This isn’t the first time I have written about the dichotomy of technology. We are often caught between convenience and consequences. Some of the consequences are of our own making. But often, there is a lack of understanding on the part of technology companies, especially platforms that have replaced our traditional spaces — Twitter, Instagram, … Continue reading Tech and the inevitable unintended consequences

Change is hard, even in Silicon Valley

After ten years of limiting its tweets to 140 characters (a limit imposed due to the limitations of old school SMS systems), Twitter decided it was time to experiment with the character limit and change it to 280 characters as a trial for some of its users. I am not sure why 280, but it is not going to keep me awake at night. Apparently it did get a lot of people hot-and-bothered. Like Dave Pell (of NextDraft):
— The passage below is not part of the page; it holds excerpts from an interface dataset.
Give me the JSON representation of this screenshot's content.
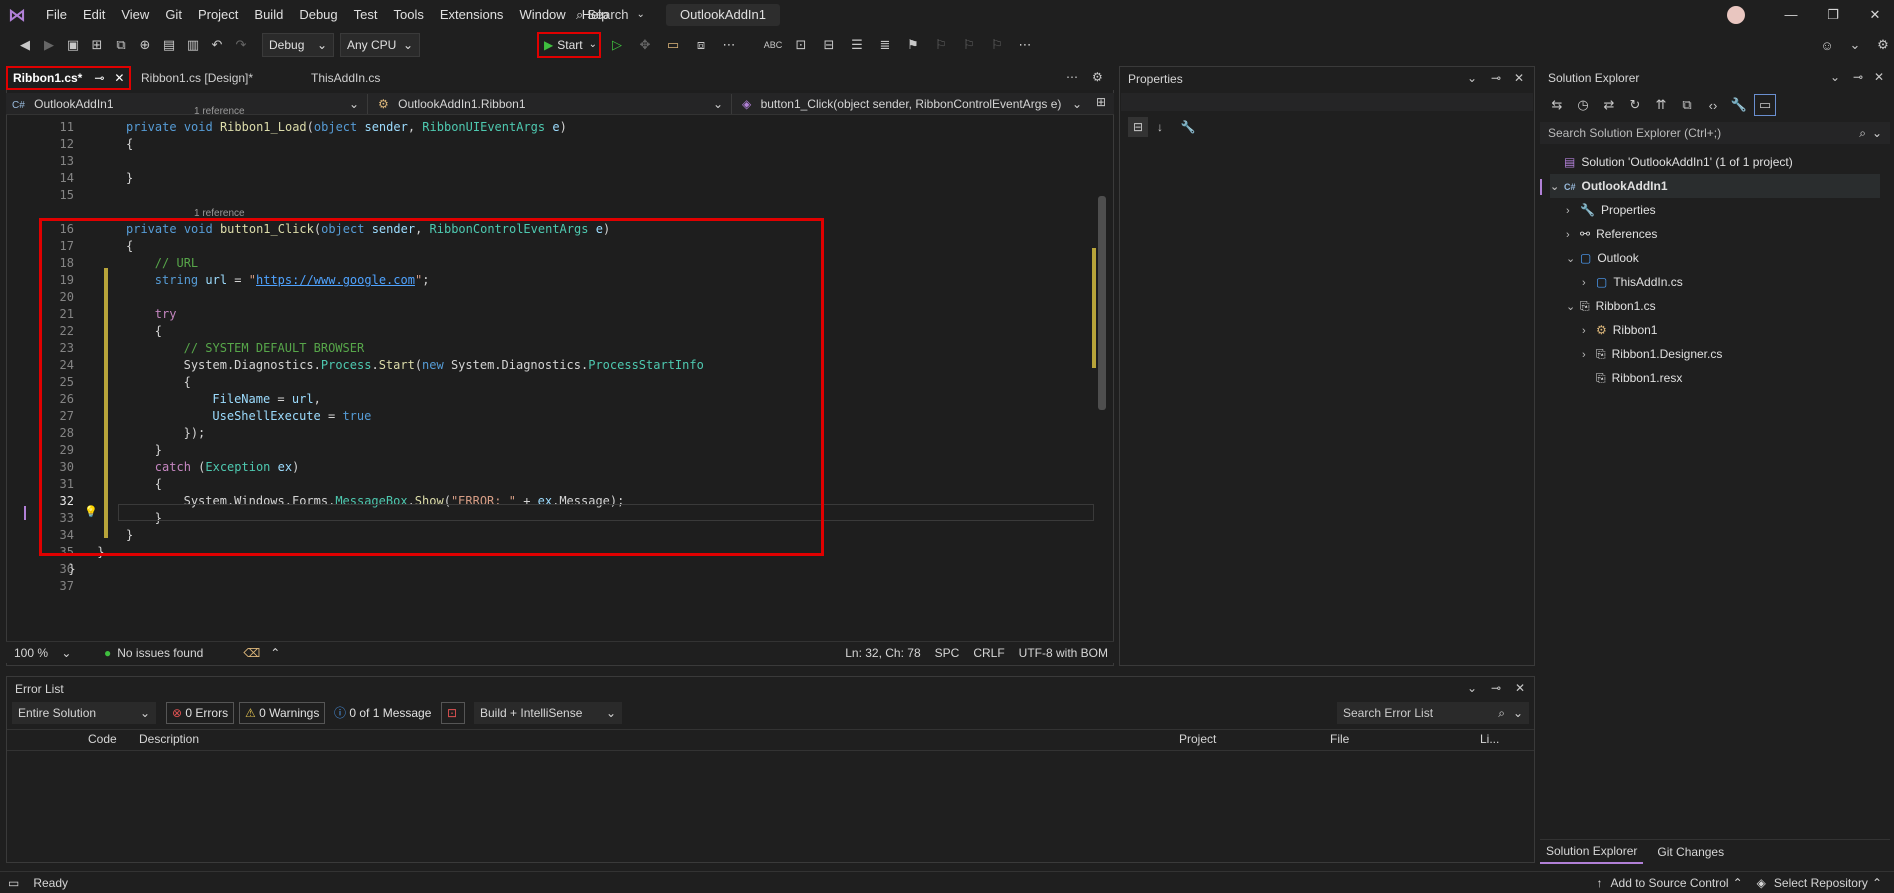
{
  "menu": {
    "items": [
      "File",
      "Edit",
      "View",
      "Git",
      "Project",
      "Build",
      "Debug",
      "Test",
      "Tools",
      "Extensions",
      "Window",
      "Help"
    ],
    "search_label": "Search",
    "solution_title": "OutlookAddIn1"
  },
  "toolbar": {
    "config": "Debug",
    "platform": "Any CPU",
    "start_label": "Start"
  },
  "tabs": [
    {
      "label": "Ribbon1.cs*",
      "active": true
    },
    {
      "label": "Ribbon1.cs [Design]*",
      "active": false
    },
    {
      "label": "ThisAddIn.cs",
      "active": false
    }
  ],
  "navbar": {
    "project": "OutlookAddIn1",
    "class": "OutlookAddIn1.Ribbon1",
    "member": "button1_Click(object sender, RibbonControlEventArgs e)"
  },
  "code": {
    "ref_label": "1 reference",
    "lines": [
      {
        "n": "11",
        "text": "private void Ribbon1_Load(object sender, RibbonUIEventArgs e)"
      },
      {
        "n": "12",
        "text": "{"
      },
      {
        "n": "13",
        "text": ""
      },
      {
        "n": "14",
        "text": "}"
      },
      {
        "n": "15",
        "text": ""
      },
      {
        "n": "16",
        "text": "private void button1_Click(object sender, RibbonControlEventArgs e)"
      },
      {
        "n": "17",
        "text": "{"
      },
      {
        "n": "18",
        "text": "// URL"
      },
      {
        "n": "19",
        "text": "string url = \"https://www.google.com\";"
      },
      {
        "n": "20",
        "text": ""
      },
      {
        "n": "21",
        "text": "try"
      },
      {
        "n": "22",
        "text": "{"
      },
      {
        "n": "23",
        "text": "// SYSTEM DEFAULT BROWSER"
      },
      {
        "n": "24",
        "text": "System.Diagnostics.Process.Start(new System.Diagnostics.ProcessStartInfo"
      },
      {
        "n": "25",
        "text": "{"
      },
      {
        "n": "26",
        "text": "FileName = url,"
      },
      {
        "n": "27",
        "text": "UseShellExecute = true"
      },
      {
        "n": "28",
        "text": "});"
      },
      {
        "n": "29",
        "text": "}"
      },
      {
        "n": "30",
        "text": "catch (Exception ex)"
      },
      {
        "n": "31",
        "text": "{"
      },
      {
        "n": "32",
        "text": "System.Windows.Forms.MessageBox.Show(\"ERROR: \" + ex.Message);"
      },
      {
        "n": "33",
        "text": "}"
      },
      {
        "n": "34",
        "text": "}"
      },
      {
        "n": "35",
        "text": "}"
      },
      {
        "n": "36",
        "text": "}"
      },
      {
        "n": "37",
        "text": ""
      }
    ]
  },
  "editor_status": {
    "zoom": "100 %",
    "issues": "No issues found",
    "position": "Ln: 32, Ch: 78",
    "indent": "SPC",
    "line_ending": "CRLF",
    "encoding": "UTF-8 with BOM"
  },
  "properties": {
    "title": "Properties"
  },
  "solution_explorer": {
    "title": "Solution Explorer",
    "search_placeholder": "Search Solution Explorer (Ctrl+;)",
    "solution": "Solution 'OutlookAddIn1' (1 of 1 project)",
    "project": "OutlookAddIn1",
    "properties": "Properties",
    "references": "References",
    "outlook": "Outlook",
    "thisaddin": "ThisAddIn.cs",
    "ribbon_cs": "Ribbon1.cs",
    "ribbon_class": "Ribbon1",
    "ribbon_designer": "Ribbon1.Designer.cs",
    "ribbon_resx": "Ribbon1.resx",
    "tab_solex": "Solution Explorer",
    "tab_git": "Git Changes"
  },
  "error_list": {
    "title": "Error List",
    "scope": "Entire Solution",
    "errors": "0 Errors",
    "warnings": "0 Warnings",
    "messages": "0 of 1 Message",
    "source": "Build + IntelliSense",
    "search_placeholder": "Search Error List",
    "col_code": "Code",
    "col_description": "Description",
    "col_project": "Project",
    "col_file": "File",
    "col_line": "Li..."
  },
  "status": {
    "ready": "Ready",
    "add_source": "Add to Source Control",
    "select_repo": "Select Repository"
  },
  "colors": {
    "highlight_border": "#e00000",
    "accent": "#b180d7",
    "keyword": "#569cd6",
    "type": "#4ec9b0",
    "comment": "#57a64a"
  }
}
…the reason Twitter thrived is because people were not intimidated by a big blank page that reminded them of the essays they dreaded during youth. Most people hate writing. Hence our societal move toward emojis and animated GIFs as a main mode of communication. 140 characters is so short that it doesn’t feel like writing. It certainly doesn’t feel like you need to be a writer to participate. 280 moves you away from “everyone can do it” and towards, “this is a great place for English majors.” And trust me, as an English major, that’s not a path that leads to an increased stock market valuation.

He wasn’t alone – Twitter was ablaze with dismissals of 280 characters. It left me scratching my head. What’s the big deal? I mean you don’t have to use 280 characters. Whether you are using 140 or 280 characters to be an idiot/genius/self-promotional/funny/angry, you are going to be an idiot/genius/self-promotional/funny/angry.  Continue reading “Change is hard, even in Silicon Valley”